RJC’s plan never materialized. The company was forced to file a construction lien against Nazarian’s company after he refused to pay the $24,000 consulting fee, and negotiations with the would-be solar panel firm also fell apart after Nazarian demanded it build and maintain an adjacent parking garage.

Bob Wood of M.R. Wright made one final visit to Elliot Lake on April 12, 2012, just ten weeks before the cave-in. In yet another report that proved to be dead wrong, M.R. Wright described the corrosion on the steel beams as “surface rust” and concluded that the members were “still structurally sound.” The NORR investigators were stunned. “The observed evidence of extensive severe to very severe corrosion in the structural steel of the roof parking level framing contradicts such a statement completely,” their report says. “There is no evidence that any measurement of loss of section was made to support this statement. Furthermore, no comment on the connection is made.”

It appears, according to NORR’s expert assessment, that most of the weld on that particular connection had already failed—and was literally hanging by a thread when Bob Wood walked into the mall on April 12, 2012. In fact, NORR believes the “failure actually took place in two events, separated by several months, perhaps a year.”

The first “event”—whatever it was—led to “a reduction of capacity of the connection but did not cause a break,” the report continues. “The weakened connection continued to corrode and eventually sheared off in the second event which took place on June 23, 2012. The significance of the two stage failure is that the depletion of capacity went on for a long time and collapse was in the making for years.

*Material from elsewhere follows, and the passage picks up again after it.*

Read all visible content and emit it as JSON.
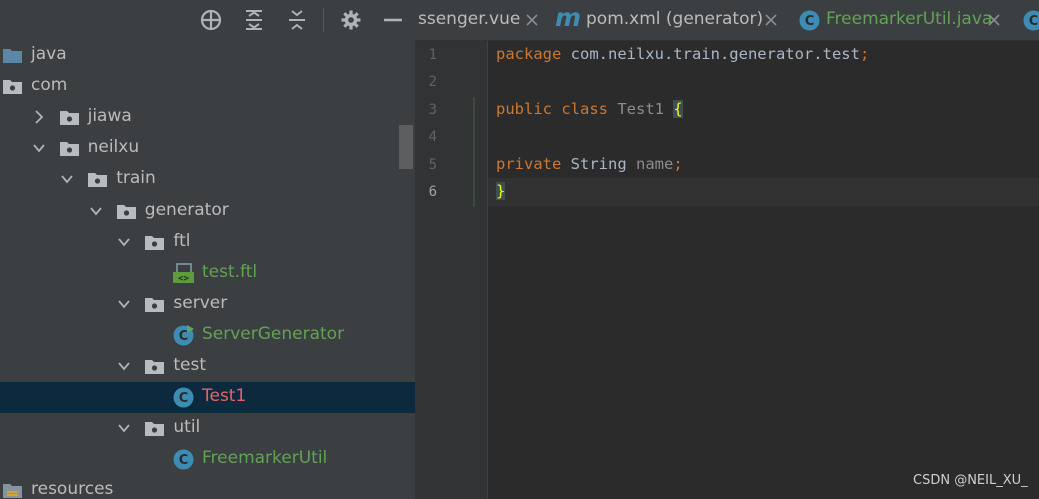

It is in fact somewhat surprising that failure did not happen earlier.”

That it actually happened is no longer so surprising. As the NORR report concludes: “There is ample evidence that flags had been raised by workers in the mall, patrons, City inspectors and tradesmen. These warnings were not dealt with duly and effectively. The owners were frustrated with the leakage but were not focused on the structural aspect, perhaps due to a lack of appreciation of the seriousness.”

No thanks to many engineers.

Michael Friscolanti spent months chronicling the events that contributed to the tragedy at the Algo Centre. His findings appear in our new ebook: Doomed: The Untold Story Behind the Collapse of the Elliot Lake Mall, which is available here.